As elementary school teachers, we are always thinking about how to integrate subjects. History content and nonfiction text features. A science equation and a math lesson.
This works great with a lot of subjects (and let’s face it, without integrating subjects we would never have time for everything).
Some topics, though, really need some focused time for students to really understand that one concept.
I have found that for me, to cover ALL the language standards I need to cover, grammar is one of these!
Of course, grammar and writing naturally go together, and our students need us to help them see this connection.
At the same time, grammar can be hard! Exactly when and where to use a comma, making sure the verb tenses match, and capitalizing everything just right…it’s a lot to remember!
Giving students dedicated time to master grammar concepts will ensure that students have it down. Then they’ll (hopefully) be able to apply their grammar knowledge to their writing with ease!
What if you could efficiently cover grammar in just 15 minutes a day? It IS possible! Build it into your routine, make it easy on yourself and your students, find your groove, and it can be done!
Keep reading for my breakdown of how you can optimize grammar instruction in just 15 minutes a day!
Direct Instruction (5 minutes):
The first part of your grammar lesson should be explicit instruction. Introduce the skill and have students take notes on any definitions, rules, and other important points.
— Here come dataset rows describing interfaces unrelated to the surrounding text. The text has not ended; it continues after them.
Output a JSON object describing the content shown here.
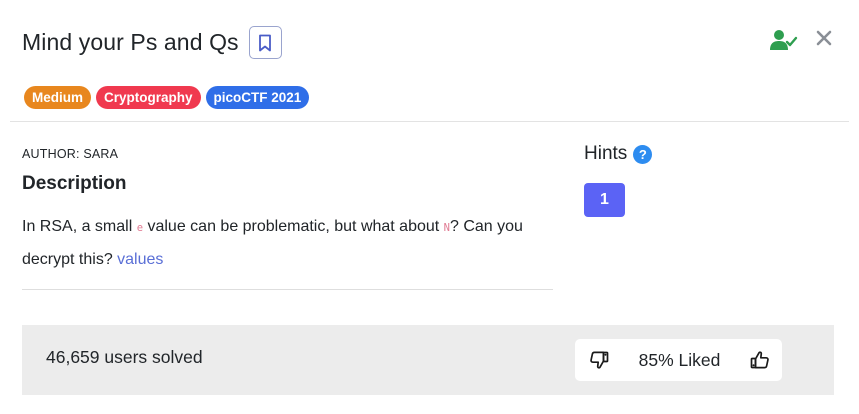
{
  "challenge": {
    "title": "Mind your Ps and Qs",
    "tags": [
      {
        "label": "Medium",
        "color": "#e8871e"
      },
      {
        "label": "Cryptography",
        "color": "#f0394f"
      },
      {
        "label": "picoCTF 2021",
        "color": "#2f6ee8"
      }
    ],
    "author": "AUTHOR: SARA",
    "description_heading": "Description",
    "description": {
      "part1": "In RSA, a small ",
      "code1": "e",
      "part2": " value can be problematic, but what about ",
      "code2": "N",
      "part3": "? Can you decrypt this? ",
      "link": "values"
    }
  },
  "hints": {
    "heading": "Hints",
    "help_icon": "question-circle-icon",
    "items": [
      "1"
    ]
  },
  "stats": {
    "solved_text": "46,659 users solved",
    "liked_text": "85% Liked"
  },
  "colors": {
    "solved_icon": "#2e9e4f",
    "hint_button": "#5b63f5",
    "link": "#5a6fd6"
  }
}
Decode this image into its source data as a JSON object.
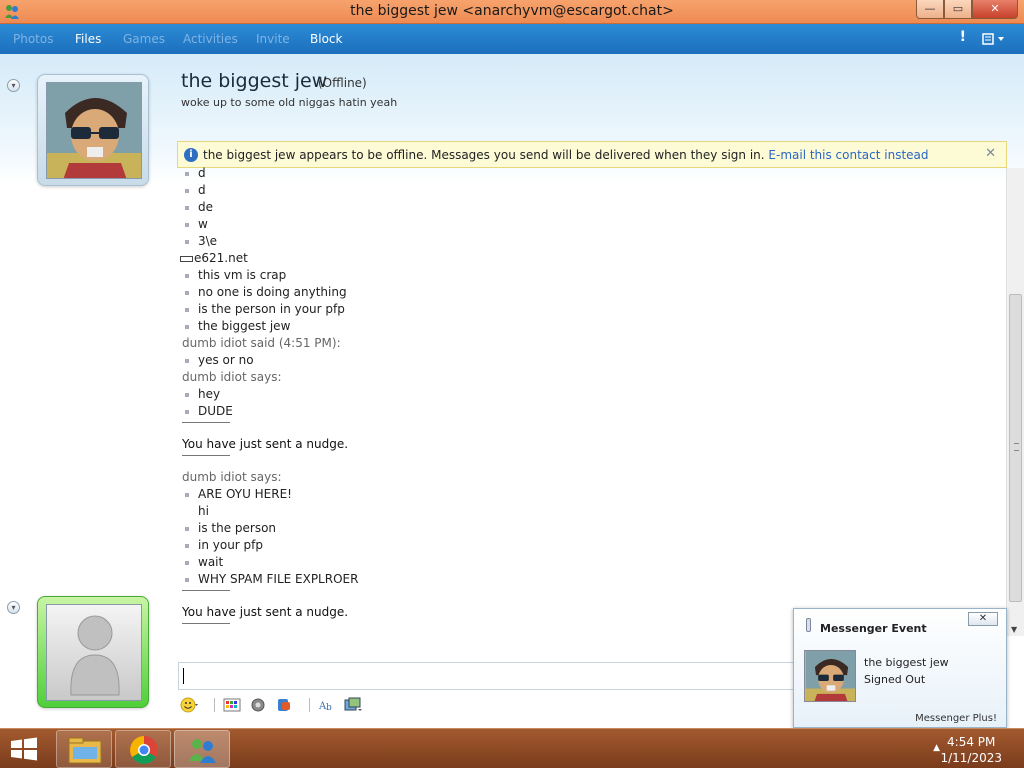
{
  "window": {
    "title": "the biggest jew <anarchyvm@escargot.chat>",
    "controls": {
      "minimize": "—",
      "maximize": "▭",
      "close": "✕"
    }
  },
  "toolbar": {
    "items": [
      {
        "label": "Photos",
        "enabled": false
      },
      {
        "label": "Files",
        "enabled": true
      },
      {
        "label": "Games",
        "enabled": false
      },
      {
        "label": "Activities",
        "enabled": false
      },
      {
        "label": "Invite",
        "enabled": false
      },
      {
        "label": "Block",
        "enabled": true
      }
    ],
    "alert_label": "!"
  },
  "contact": {
    "name": "the biggest jew",
    "status": "(Offline)",
    "personal_message": "woke up to some old niggas hatin yeah"
  },
  "infobar": {
    "message": "the biggest jew appears to be offline. Messages you send will be delivered when they sign in.",
    "link": "E-mail this contact instead",
    "close": "✕"
  },
  "conversation": {
    "lines": [
      {
        "type": "msg",
        "text": "d"
      },
      {
        "type": "msg",
        "text": "d"
      },
      {
        "type": "msg",
        "text": "de"
      },
      {
        "type": "msg",
        "text": "w"
      },
      {
        "type": "msg",
        "text": "3\\e"
      },
      {
        "type": "url",
        "text": "e621.net"
      },
      {
        "type": "msg",
        "text": "this vm is crap"
      },
      {
        "type": "msg",
        "text": "no one is doing anything"
      },
      {
        "type": "msg",
        "text": "is the person in your pfp"
      },
      {
        "type": "msg",
        "text": "the biggest jew"
      },
      {
        "type": "said",
        "text": "dumb idiot said (4:51 PM):"
      },
      {
        "type": "msg",
        "text": "yes or no"
      },
      {
        "type": "said",
        "text": "dumb idiot says:"
      },
      {
        "type": "msg",
        "text": "hey"
      },
      {
        "type": "msg",
        "text": "DUDE"
      },
      {
        "type": "sep"
      },
      {
        "type": "nudge",
        "text": "You have just sent a nudge."
      },
      {
        "type": "sep"
      },
      {
        "type": "said",
        "text": "dumb idiot says:"
      },
      {
        "type": "msg",
        "text": "ARE OYU HERE!"
      },
      {
        "type": "nobullet",
        "text": "hi"
      },
      {
        "type": "msg",
        "text": "is the person"
      },
      {
        "type": "msg",
        "text": "in your pfp"
      },
      {
        "type": "msg",
        "text": "wait"
      },
      {
        "type": "msg",
        "text": "WHY SPAM FILE EXPLROER"
      },
      {
        "type": "sep"
      },
      {
        "type": "nudge",
        "text": "You have just sent a nudge."
      },
      {
        "type": "sep"
      }
    ]
  },
  "input": {
    "value": ""
  },
  "toast": {
    "title": "Messenger Event",
    "contact": "the biggest jew",
    "event": "Signed Out",
    "footer": "Messenger Plus!",
    "close": "✕"
  },
  "taskbar": {
    "time": "4:54 PM",
    "date": "1/11/2023",
    "tray_arrow": "▲"
  }
}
You can also ask students to write down an example sentence, and highlight or circle the grammar topic of the day in action.
Let’s use a common 4th-grade topic for an example: correct use of quotation marks.
Have students take notes on when to use quotation marks, the right place to put them, and any other important points.
Group Practice (5 minutes):
Next, get kids practicing together. They should work on adding quotation marks to sentences that need them but don’t have them, They’ll also fix sentences that have quotation marks used in the wrong way.
You might do this part as a whole group or break students into smaller groups to work. Either way, you want them to be interacting a lot with each other, referencing their notes, and talking about what they just learned.
Independent Practice (5 minutes):
Last, but not least, have students practice on their own. This will be similar to what they did in groups, but you want each student to do their own work.
This will give students a chance to identify anything that is still a little fuzzy, and it will serve as a quick assessment that you can use to guide your instruction in future lessons.
If everyone bombs the independent practice, time to review and reteach! If you have just a handful of kids who are confused, but the majority of students got it, pull that small group for some reteaching.
Connect With Writing
After you’ve spent time explicitly teaching a grammar skill, have given students a chance to practice, and are confident that most students have mastered it, now it’s time to connect it with writing instruction.
One really great way to make your grammar instruction flow and not take up a lot of time is to use grammar games, either in print or in digital.
This will allow you to establish a solid routine, which saves even more time. Students will follow a familiar format but practice the newly introduced skill.
I have grammar games that cover all standards for 3rd , 4th, and 5th grades that you might want to check out for this purpose. These are perfect to use during the group practice or independent practice portion of your grammar routine.
In fact, the digital format is set up in Google Forms (self-grading) and each standard is broken into four daily practices with 8 quick, targeted questions per day!
All three of these Grammar Games Bundles come in print and digital and each include 30 different games that cover all of the language standards for the grade level.
Click on your grade level below to check them out!
Still not sure? Each bundle has a FREE grammar game you can try:
3rd Grade Grammar Game: Adverbs
4th Grade Grammar Game: To, Too, and Two
5th Grade Grammar Game: Capitalization
Thanks so much for stopping by!